If you don’t stand by your product or service, you really have no reason to be in business. Put your money where your mouth is and give people a reason to believe in you, before they buy. With BRANDING FOR THE PEOPLE’s 7-Point Brand Audit, we have ALWAYS offered a money back guarantee, and no one has ever exercised it, because it is THAT good 😉

04. Give a better bonus! 

Remember: sweeten the deal! Whether it’s a free trial, money back guarantee, or bonus, your target audience may need something that will wet their whistle. Because if you don’t offer it, someone else… already has! Often times, the bonus is even better than whatever you are offering! It is an opportunity to WOW the target client. A detailed customer avatar profile can help you learn what will wow them. Get to know your customers. They are real people, just like you.

05. Use the RIGHT testimonials. 

This happens, and perhaps an entire post could be written on this. Testimonials that sound canned, or paid, or simply a work of fiction, will hurt you. It’s okay to edit a testimonial for spelling and grammar (not only will bad grammar reflect on you, but it also makes your clients looks foolish), just don’t put words in their mouths. If the testimonial doesn’t feel compelling, it’s also okay to set it aside. Also, make darn sure that the testimonial is about the benefits of whatever you are selling at the time, not some other product or service that you sold 3 years ago!
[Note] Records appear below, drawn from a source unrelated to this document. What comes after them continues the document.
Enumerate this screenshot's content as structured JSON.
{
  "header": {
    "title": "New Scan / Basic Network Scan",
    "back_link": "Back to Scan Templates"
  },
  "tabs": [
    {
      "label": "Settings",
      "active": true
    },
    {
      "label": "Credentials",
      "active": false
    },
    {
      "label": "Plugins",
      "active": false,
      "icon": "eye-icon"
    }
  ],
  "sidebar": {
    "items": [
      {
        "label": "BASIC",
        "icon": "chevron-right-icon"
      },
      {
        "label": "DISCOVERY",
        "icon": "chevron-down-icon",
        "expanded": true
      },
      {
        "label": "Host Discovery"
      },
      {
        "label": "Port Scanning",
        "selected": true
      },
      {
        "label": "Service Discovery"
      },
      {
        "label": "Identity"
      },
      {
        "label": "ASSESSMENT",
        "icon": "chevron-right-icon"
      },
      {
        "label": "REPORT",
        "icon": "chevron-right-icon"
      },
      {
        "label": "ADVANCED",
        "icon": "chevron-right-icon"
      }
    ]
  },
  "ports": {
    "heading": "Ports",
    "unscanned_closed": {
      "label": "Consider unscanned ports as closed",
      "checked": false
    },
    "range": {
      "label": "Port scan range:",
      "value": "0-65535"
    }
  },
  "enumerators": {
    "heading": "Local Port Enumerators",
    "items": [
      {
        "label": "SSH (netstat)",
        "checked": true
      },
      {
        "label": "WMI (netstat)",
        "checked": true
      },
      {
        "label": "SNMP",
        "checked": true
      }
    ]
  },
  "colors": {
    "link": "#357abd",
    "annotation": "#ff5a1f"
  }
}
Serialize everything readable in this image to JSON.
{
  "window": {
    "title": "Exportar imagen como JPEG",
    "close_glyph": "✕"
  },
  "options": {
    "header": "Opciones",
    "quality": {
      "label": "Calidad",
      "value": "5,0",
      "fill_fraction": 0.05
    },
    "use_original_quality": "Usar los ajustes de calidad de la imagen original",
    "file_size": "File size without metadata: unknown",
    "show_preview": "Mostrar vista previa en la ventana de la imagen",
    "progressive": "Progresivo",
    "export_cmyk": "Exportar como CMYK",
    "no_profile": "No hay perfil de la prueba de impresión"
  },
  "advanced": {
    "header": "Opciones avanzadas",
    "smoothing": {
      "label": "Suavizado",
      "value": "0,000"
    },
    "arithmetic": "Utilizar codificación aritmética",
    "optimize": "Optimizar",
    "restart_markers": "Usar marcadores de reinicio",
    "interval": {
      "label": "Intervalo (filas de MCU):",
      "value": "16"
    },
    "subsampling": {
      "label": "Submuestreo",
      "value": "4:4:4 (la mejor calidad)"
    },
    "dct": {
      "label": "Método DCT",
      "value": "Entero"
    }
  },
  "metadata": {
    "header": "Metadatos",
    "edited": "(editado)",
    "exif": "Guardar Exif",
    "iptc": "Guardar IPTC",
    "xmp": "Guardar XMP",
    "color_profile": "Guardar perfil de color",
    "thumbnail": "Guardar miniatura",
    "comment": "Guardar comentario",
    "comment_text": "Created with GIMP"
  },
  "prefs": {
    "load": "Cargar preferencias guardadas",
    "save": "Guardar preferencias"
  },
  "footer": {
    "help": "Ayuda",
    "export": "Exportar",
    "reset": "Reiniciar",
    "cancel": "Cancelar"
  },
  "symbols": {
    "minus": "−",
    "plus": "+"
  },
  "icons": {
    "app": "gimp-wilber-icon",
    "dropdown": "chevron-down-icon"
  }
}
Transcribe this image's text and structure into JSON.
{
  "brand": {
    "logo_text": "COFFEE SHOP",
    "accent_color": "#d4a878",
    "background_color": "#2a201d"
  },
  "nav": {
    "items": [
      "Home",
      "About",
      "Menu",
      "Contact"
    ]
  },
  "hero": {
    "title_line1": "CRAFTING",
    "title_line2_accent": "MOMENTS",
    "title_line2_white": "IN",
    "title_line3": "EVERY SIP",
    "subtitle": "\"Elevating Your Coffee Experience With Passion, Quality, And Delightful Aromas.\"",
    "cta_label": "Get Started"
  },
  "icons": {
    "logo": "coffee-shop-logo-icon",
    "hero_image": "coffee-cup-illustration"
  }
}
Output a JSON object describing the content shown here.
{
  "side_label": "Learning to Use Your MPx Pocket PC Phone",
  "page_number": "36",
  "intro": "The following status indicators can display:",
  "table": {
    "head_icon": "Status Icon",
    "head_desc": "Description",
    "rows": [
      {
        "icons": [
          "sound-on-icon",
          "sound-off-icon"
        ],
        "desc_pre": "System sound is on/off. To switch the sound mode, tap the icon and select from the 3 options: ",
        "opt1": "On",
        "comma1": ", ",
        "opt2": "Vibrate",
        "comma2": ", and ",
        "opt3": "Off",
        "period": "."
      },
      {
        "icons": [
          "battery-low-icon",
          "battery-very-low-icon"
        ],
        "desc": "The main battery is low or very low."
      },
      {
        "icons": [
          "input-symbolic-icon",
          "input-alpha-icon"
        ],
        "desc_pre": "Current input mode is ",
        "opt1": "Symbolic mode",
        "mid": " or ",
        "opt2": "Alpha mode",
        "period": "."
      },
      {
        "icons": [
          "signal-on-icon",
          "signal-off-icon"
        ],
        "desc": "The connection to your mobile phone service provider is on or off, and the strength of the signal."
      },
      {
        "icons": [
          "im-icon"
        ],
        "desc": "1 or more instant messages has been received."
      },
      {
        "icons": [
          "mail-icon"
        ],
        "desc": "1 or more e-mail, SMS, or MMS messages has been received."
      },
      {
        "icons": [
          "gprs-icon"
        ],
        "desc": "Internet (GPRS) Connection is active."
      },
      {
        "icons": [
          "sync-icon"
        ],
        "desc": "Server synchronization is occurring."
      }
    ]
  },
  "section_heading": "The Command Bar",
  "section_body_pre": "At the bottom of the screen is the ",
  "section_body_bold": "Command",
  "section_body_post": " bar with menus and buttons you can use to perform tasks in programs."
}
01. Change your prices.


If an old product or service has gotten stale but still has value, change the price!

You can bundle it with something else and raise the price.

You can take some things out of it and lower the price.

You can repackage it, rename it and relaunch it with a higher price! Everything old is eventually new again.

02. Launch a new product.


Do you look like a stale piece of Wonder Bread to your target market? Then it is time to show them Who’s The Boss. Often times, conversion rates simply go down with age. Maybe the product or service you were selling was revolutionary, but it isn’t anymore. You were innovative once, and it is now time to do it again.

03. Stop getting crushed by a new competitor.


We can be so focused on our target audience that we forget to look at our competitors. What are they doing? Have they dropped prices or made a better mouse trap? Is there someone new that we haven’t met, yet? Just as a detailed customer avatar profile is critical for your brand platform, so is a thorough competitive review. REMEMBER: a competitor is simply a brand that your target audience picks when they don’t pick you. It is ANYONE that you compete with for money. It might not seem this way, but did you know that Folgers, Red Bull and Starbucks are ALL in direct competition with each other? Energy drinks are a big deal these days! Competitors don’t have to offer the same solution or have your expertise, but simply provide the alternative that consumers purchase.

If a new competitor has found a fancy new way to compete with you, it is time to respond with something that will help to maintain your market share.


Just as everything you do creates a perception, everything you do online can impact traffic and that can impact your conversion rate. Look behind those numbers: has the call to action fulfilled your goal? If not, then break down the variables that can impact the conversion rate. Go through the list and see what you can eliminate to narrow down to the factors where you have room for improvement. And don’t forget the real goal behind the numbers: getting your target audience to take you up on the call to action.

If your brand has taken you as far it can go, there’s only one way to take it further. It’s not with a marketing agency. Not with a business coach. Not even a graphic designer.

It makes common sense to hire a branding agency … for branding. And, you can do that in just 2-days with our “Branding Intensive“.

Ready To Transform Your Brand?